If you want to know how to draw this thematic map with R, and add the point and the legends to it, or if you are just looking for a shapefile of Berlin, then read on.


Categorizing my expenses

In order to analyse my expenses, a classification scheme is necessary. I need to identify categories that are meaningful to me. I decided to go with the “Classification of Individual Consumption by Purpose” (COICOP), for three reasons:

  • It is made by people who have thought more about consumption classification than I ever will.
  • It is feasible to assign bank transactions and tracked cash spendings to one of the 12 top level categories.
  • It is widely used by statistics divisions, e.g. the Federal Statistical Office of Germany, Eurostat, and the UN. This means I can do social comparisons: In which categories do I spend more money than the average? Do the prices I pay rise faster than the price indices suggest?

So I classified my last year’s expense data according to COICOP. Here is a chart showing the portions of the categories for each month:

For me, the holidays, prepared in August and traveled in September (shown as unknown expenses), are much more dominant than I expected. Except for the new glasses in September I did not make any larger investments.

I like this kind of chart more than stacked bar charts because the history for each category is very visible. This chart is called inkblot chart. I stumbled on it on junk charts, asked how to implement it in R on StackOverflow, and included a revised version in the latest pft package. See below for more information.


Tracking my expenses

One new-year resolution I made last year was to understand where my money goes. From previous experiments I know that expense tracking has to be as simple as possible. My approach is to

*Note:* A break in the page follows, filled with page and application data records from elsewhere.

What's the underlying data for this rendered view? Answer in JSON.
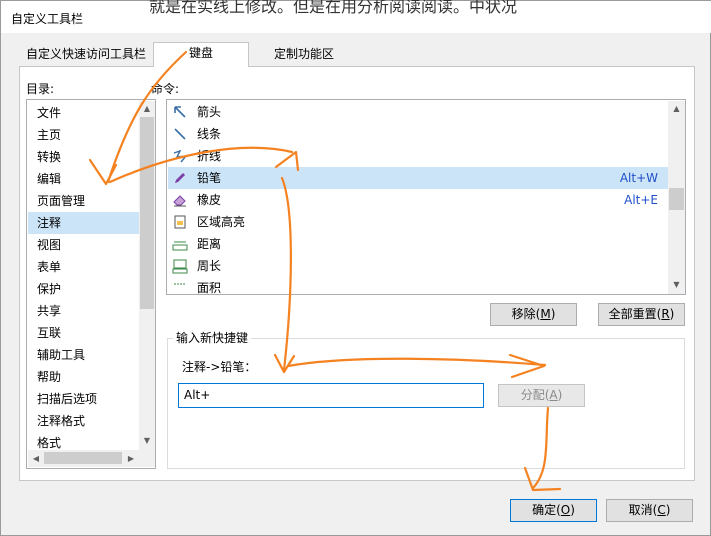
{
  "window": {
    "title": "自定义工具栏",
    "background_text": "就是在实线上修改。但是在用分析阅读阅读。中状况"
  },
  "tabs": [
    {
      "label": "自定义快速访问工具栏",
      "active": false
    },
    {
      "label": "键盘",
      "active": true
    },
    {
      "label": "定制功能区",
      "active": false
    }
  ],
  "directory": {
    "label": "目录:",
    "items": [
      "文件",
      "主页",
      "转换",
      "编辑",
      "页面管理",
      "注释",
      "视图",
      "表单",
      "保护",
      "共享",
      "互联",
      "辅助工具",
      "帮助",
      "扫描后选项",
      "注释格式",
      "格式"
    ],
    "selected": "注释"
  },
  "commands": {
    "label": "命令:",
    "items": [
      {
        "label": "箭头",
        "shortcut": "",
        "icon": "arrow-icon"
      },
      {
        "label": "线条",
        "shortcut": "",
        "icon": "line-icon"
      },
      {
        "label": "折线",
        "shortcut": "",
        "icon": "polyline-icon"
      },
      {
        "label": "铅笔",
        "shortcut": "Alt+W",
        "icon": "pencil-icon"
      },
      {
        "label": "橡皮",
        "shortcut": "Alt+E",
        "icon": "eraser-icon"
      },
      {
        "label": "区域高亮",
        "shortcut": "",
        "icon": "area-highlight-icon"
      },
      {
        "label": "距离",
        "shortcut": "",
        "icon": "distance-icon"
      },
      {
        "label": "周长",
        "shortcut": "",
        "icon": "perimeter-icon"
      },
      {
        "label": "面积",
        "shortcut": "",
        "icon": "area-icon"
      }
    ],
    "selected": "铅笔"
  },
  "buttons": {
    "remove": {
      "label": "移除",
      "mnemonic": "M"
    },
    "reset_all": {
      "label": "全部重置",
      "mnemonic": "R"
    },
    "assign": {
      "label": "分配",
      "mnemonic": "A"
    },
    "ok": {
      "label": "确定",
      "mnemonic": "O"
    },
    "cancel": {
      "label": "取消",
      "mnemonic": "C"
    }
  },
  "new_shortcut": {
    "group_title": "输入新快捷键",
    "current_command": "注释->铅笔：",
    "input_value": "Alt+"
  },
  "colors": {
    "selection": "#cce4f7",
    "shortcut_text": "#1f4fc9",
    "annotation": "#f58220",
    "focus_border": "#0078d7"
  }
}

  • Use my cash card as often as possible. This automatically tracks the date and some information on the vendor.
  • Use twitter to track my cash expenses. This supplements the bank account statement data.
  • Edit, enrich, merge and visualise the two data sources with R. Because it is fun playing with R!

Now after more than one year of expense tracking, I can now analyse the results. The first result however, was disappointing. My cash tracking with twitter was not as complete as I thought it is. Below is a figure that displays the sum tracked with twitter divided by the sum withdrawn from my bank account for each month of 2011.

If I had tracked my cash expenses completely, the ratio would be around 100, the gray dashed line. However, it is systematically below. For September, there is an explanation: I was on holidays and did intentionally not track the expenses. But even considering that, there remain 18 percent of my cash spendings unexplained!

More analysis results will follow. If you are interested in technical aspects of the expense tracking, such as importing the tweets and bank statements, read on. However, there is no R code today, since there is no example data.